◆ **Exercise aim**
From the entries that follow, copy each line containing the word "Binary".

** Given information follows **

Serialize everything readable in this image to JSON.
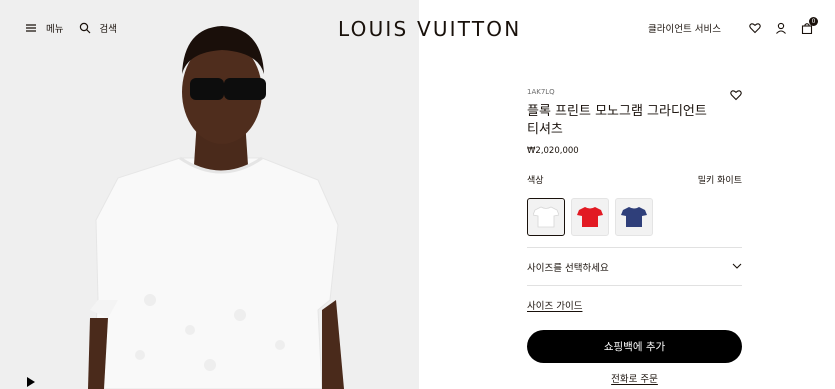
{
  "header": {
    "menu_label": "메뉴",
    "search_label": "검색",
    "logo": "LOUIS VUITTON",
    "client_service": "클라이언트 서비스",
    "cart_count": "0",
    "icons": [
      "hamburger-icon",
      "search-icon",
      "heart-icon",
      "user-icon",
      "shopping-bag-icon"
    ]
  },
  "product": {
    "sku": "1AK7LQ",
    "title": "플록 프린트 모노그램 그라디언트 티셔츠",
    "price": "₩2,020,000",
    "color_label": "색상",
    "color_value": "밀키 화이트",
    "swatches": [
      {
        "name": "white",
        "color": "#f7f7f5",
        "selected": true
      },
      {
        "name": "red",
        "color": "#e21a23",
        "selected": false
      },
      {
        "name": "navy",
        "color": "#2f3f7a",
        "selected": false
      }
    ],
    "size_select": "사이즈를 선택하세요",
    "size_guide": "사이즈 가이드",
    "add_to_cart": "쇼핑백에 추가",
    "phone_order": "전화로 주문"
  },
  "colors": {
    "text": "#19110b",
    "button": "#000000",
    "hero_bg": "#efefef"
  }
}
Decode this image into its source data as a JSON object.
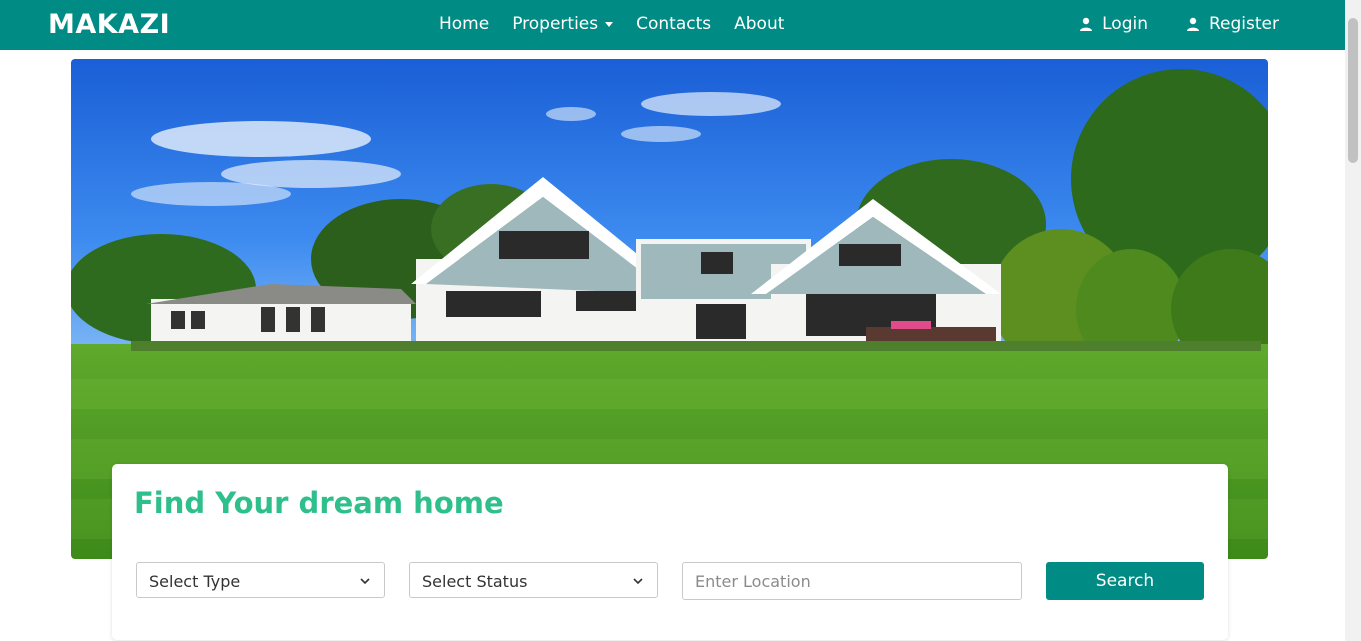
{
  "nav": {
    "brand": "MAKAZI",
    "links": [
      "Home",
      "Properties",
      "Contacts",
      "About"
    ],
    "login": "Login",
    "register": "Register"
  },
  "hero": {
    "image": "house-with-lawn-photo"
  },
  "search": {
    "title": "Find Your dream home",
    "type_select": "Select Type",
    "status_select": "Select Status",
    "location_placeholder": "Enter Location",
    "button": "Search"
  },
  "colors": {
    "primary": "#008b84",
    "title_green": "#2fbf8c"
  }
}
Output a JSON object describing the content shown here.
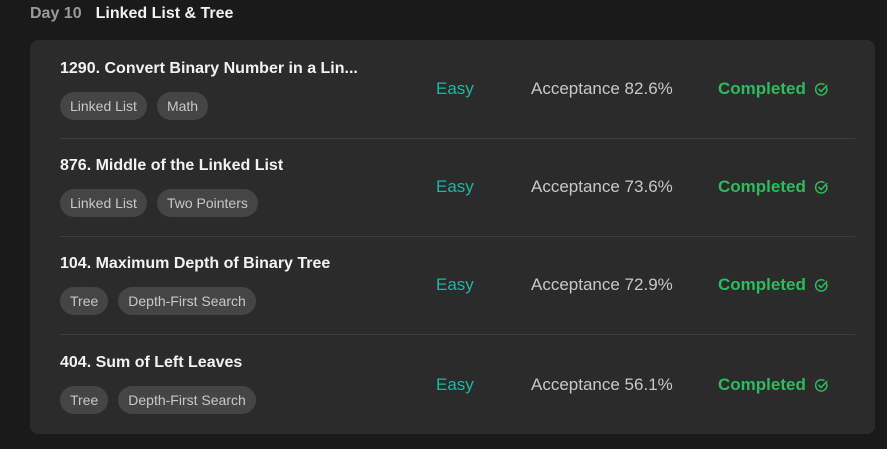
{
  "header": {
    "day": "Day 10",
    "title": "Linked List & Tree"
  },
  "colors": {
    "background": "#1a1a1a",
    "card": "#2b2b2b",
    "easy": "#1fb4a6",
    "completed": "#2cbb5d",
    "tag_bg": "#454545"
  },
  "problems": [
    {
      "title": "1290. Convert Binary Number in a Lin...",
      "tags": [
        "Linked List",
        "Math"
      ],
      "difficulty": "Easy",
      "acceptance": "Acceptance 82.6%",
      "status": "Completed",
      "status_icon": "check-circle-icon"
    },
    {
      "title": "876. Middle of the Linked List",
      "tags": [
        "Linked List",
        "Two Pointers"
      ],
      "difficulty": "Easy",
      "acceptance": "Acceptance 73.6%",
      "status": "Completed",
      "status_icon": "check-circle-icon"
    },
    {
      "title": "104. Maximum Depth of Binary Tree",
      "tags": [
        "Tree",
        "Depth-First Search"
      ],
      "difficulty": "Easy",
      "acceptance": "Acceptance 72.9%",
      "status": "Completed",
      "status_icon": "check-circle-icon"
    },
    {
      "title": "404. Sum of Left Leaves",
      "tags": [
        "Tree",
        "Depth-First Search"
      ],
      "difficulty": "Easy",
      "acceptance": "Acceptance 56.1%",
      "status": "Completed",
      "status_icon": "check-circle-icon"
    }
  ]
}
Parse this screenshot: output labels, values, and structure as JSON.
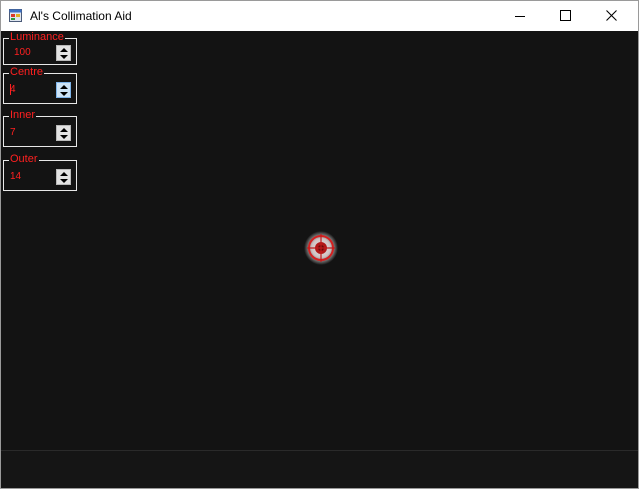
{
  "window": {
    "title": "Al's Collimation Aid",
    "icon": "app-window-icon",
    "controls": [
      "minimize-icon",
      "maximize-icon",
      "close-icon"
    ]
  },
  "controls": {
    "luminance": {
      "label": "Luminance",
      "value": "100"
    },
    "centre": {
      "label": "Centre",
      "value": "4"
    },
    "inner": {
      "label": "Inner",
      "value": "7"
    },
    "outer": {
      "label": "Outer",
      "value": "14"
    }
  },
  "colors": {
    "background": "#131313",
    "accent": "#ff2020",
    "group_border": "#e8e8e8"
  }
}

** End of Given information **

◆ **Solution to the exercise**
      "title": "1290. Convert Binary Number in a Lin...",
      "title": "104. Maximum Depth of Binary Tree",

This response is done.